About this task
Working from the listing below, pick each line containing the word "screenshot" and copy it.

Excerpted records
_ _ _

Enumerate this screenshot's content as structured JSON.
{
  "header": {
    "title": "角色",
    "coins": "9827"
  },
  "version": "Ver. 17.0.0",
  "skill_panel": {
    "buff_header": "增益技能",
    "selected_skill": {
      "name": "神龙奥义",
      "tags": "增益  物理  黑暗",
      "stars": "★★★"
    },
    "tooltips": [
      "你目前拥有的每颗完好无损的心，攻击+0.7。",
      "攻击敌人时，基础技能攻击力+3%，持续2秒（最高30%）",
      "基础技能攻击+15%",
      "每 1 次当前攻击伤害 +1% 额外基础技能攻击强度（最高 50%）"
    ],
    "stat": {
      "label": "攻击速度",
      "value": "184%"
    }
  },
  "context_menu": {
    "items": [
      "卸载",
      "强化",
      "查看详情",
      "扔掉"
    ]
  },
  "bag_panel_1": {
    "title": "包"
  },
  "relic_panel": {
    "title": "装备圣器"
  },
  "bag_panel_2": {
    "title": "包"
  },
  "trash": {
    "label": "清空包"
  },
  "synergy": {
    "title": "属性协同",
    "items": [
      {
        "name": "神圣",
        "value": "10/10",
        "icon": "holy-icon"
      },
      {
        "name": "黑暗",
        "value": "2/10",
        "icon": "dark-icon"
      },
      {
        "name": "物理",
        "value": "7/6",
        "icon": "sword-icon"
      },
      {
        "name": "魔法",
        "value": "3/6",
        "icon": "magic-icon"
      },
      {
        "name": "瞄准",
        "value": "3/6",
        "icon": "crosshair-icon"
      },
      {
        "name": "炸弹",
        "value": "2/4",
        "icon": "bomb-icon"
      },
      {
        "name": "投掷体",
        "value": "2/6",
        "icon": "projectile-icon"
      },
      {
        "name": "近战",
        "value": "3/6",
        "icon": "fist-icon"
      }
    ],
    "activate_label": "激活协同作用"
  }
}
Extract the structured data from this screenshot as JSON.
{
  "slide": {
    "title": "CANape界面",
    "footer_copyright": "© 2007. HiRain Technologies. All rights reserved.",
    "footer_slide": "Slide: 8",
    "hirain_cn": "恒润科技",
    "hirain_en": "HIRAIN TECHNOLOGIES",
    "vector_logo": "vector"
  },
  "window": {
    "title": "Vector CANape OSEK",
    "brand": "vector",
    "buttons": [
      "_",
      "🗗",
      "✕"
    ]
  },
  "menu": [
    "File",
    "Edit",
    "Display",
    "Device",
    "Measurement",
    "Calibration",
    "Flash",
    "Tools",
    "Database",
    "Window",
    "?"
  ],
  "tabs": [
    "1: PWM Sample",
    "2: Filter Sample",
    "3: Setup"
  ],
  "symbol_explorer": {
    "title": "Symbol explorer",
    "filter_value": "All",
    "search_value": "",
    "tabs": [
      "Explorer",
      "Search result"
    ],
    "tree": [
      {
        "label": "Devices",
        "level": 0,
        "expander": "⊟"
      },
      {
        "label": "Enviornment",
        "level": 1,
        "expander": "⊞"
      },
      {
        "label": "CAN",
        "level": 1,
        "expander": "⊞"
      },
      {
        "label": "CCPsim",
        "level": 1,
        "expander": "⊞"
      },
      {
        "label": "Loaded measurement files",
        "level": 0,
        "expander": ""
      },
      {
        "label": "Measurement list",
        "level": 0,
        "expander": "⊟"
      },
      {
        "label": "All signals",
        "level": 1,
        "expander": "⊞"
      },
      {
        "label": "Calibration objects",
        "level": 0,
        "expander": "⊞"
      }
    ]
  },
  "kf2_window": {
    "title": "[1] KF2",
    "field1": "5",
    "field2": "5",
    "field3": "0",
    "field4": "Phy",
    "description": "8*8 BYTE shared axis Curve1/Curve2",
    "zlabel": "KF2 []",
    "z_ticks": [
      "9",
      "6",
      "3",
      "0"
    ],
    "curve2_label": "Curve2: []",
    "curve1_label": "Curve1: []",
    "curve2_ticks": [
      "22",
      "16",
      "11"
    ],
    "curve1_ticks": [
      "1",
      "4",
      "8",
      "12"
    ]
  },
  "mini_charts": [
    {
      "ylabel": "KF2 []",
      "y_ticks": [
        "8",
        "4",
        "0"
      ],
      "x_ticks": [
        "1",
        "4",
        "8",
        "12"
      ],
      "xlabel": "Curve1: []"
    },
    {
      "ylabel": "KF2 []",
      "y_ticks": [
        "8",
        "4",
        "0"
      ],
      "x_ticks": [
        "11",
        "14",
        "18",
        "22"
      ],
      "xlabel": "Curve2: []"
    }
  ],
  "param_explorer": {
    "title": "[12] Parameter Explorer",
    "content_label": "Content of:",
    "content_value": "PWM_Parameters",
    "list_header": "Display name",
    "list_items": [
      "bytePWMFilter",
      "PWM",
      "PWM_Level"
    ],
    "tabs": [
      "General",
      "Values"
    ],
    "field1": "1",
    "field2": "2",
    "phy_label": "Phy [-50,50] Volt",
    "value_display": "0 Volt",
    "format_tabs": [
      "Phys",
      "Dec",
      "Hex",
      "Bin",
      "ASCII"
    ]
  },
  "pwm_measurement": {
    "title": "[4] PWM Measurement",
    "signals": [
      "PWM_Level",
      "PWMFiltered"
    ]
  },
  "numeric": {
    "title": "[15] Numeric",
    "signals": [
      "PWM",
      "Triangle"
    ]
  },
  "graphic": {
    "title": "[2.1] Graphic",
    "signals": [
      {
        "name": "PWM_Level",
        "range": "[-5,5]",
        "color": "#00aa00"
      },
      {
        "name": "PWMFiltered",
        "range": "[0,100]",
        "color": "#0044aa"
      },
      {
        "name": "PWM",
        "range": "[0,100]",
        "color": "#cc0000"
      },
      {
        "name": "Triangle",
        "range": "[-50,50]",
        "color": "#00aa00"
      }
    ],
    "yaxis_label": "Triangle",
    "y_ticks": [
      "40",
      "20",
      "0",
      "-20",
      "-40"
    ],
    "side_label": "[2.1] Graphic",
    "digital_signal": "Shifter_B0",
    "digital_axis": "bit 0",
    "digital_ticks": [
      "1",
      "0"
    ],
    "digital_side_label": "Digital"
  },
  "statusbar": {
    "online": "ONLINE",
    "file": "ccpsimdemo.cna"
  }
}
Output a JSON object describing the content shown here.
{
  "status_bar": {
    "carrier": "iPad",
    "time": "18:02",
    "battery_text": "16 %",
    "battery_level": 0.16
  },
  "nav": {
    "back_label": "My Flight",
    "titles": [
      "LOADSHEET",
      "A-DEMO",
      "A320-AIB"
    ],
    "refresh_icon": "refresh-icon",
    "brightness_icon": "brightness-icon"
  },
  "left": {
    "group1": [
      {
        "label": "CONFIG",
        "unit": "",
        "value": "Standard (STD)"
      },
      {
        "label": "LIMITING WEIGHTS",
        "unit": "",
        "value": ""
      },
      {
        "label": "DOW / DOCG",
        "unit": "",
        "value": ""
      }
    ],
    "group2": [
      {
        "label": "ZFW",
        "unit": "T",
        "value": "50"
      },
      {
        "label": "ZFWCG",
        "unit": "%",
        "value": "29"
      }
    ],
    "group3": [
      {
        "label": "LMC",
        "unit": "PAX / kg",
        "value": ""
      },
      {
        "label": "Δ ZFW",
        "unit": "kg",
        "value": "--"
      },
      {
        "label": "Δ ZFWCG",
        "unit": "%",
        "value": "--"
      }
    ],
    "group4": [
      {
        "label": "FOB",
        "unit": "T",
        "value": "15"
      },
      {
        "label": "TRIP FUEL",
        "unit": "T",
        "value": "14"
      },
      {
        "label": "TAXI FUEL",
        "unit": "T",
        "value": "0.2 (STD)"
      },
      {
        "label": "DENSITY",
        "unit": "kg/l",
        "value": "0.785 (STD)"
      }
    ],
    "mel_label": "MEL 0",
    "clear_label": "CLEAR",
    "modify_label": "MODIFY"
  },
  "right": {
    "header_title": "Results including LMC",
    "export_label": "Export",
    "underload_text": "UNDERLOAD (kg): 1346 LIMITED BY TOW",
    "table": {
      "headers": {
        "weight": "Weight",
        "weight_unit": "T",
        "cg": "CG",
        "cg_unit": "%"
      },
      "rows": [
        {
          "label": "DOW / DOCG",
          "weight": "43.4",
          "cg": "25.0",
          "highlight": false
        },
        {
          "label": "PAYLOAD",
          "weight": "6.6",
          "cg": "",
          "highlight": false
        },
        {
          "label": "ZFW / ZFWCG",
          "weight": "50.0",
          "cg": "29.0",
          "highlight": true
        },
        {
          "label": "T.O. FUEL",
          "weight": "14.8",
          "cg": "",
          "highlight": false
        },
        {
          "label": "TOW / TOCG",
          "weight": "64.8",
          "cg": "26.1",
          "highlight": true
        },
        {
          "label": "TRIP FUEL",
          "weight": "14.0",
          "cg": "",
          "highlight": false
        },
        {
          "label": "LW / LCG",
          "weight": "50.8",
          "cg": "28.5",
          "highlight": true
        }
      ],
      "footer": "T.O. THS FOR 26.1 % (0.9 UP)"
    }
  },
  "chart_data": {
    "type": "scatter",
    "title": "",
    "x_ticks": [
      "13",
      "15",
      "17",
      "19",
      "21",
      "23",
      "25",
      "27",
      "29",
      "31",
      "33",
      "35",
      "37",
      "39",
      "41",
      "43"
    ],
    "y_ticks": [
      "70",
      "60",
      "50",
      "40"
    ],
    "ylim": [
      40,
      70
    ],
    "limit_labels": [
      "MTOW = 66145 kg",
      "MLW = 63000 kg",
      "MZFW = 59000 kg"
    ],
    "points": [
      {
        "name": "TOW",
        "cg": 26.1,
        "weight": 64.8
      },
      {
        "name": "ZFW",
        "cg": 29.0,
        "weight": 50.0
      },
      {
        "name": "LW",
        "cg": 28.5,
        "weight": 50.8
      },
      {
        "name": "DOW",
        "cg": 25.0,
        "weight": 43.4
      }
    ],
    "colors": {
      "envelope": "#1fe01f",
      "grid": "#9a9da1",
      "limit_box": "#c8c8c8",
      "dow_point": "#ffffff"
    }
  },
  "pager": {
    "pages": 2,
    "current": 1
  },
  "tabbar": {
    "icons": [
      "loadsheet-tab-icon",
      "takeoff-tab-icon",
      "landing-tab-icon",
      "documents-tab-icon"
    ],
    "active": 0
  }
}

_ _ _

Solved exercise
Enumerate this screenshot's content as structured JSON.
Extract the structured data from this screenshot as JSON.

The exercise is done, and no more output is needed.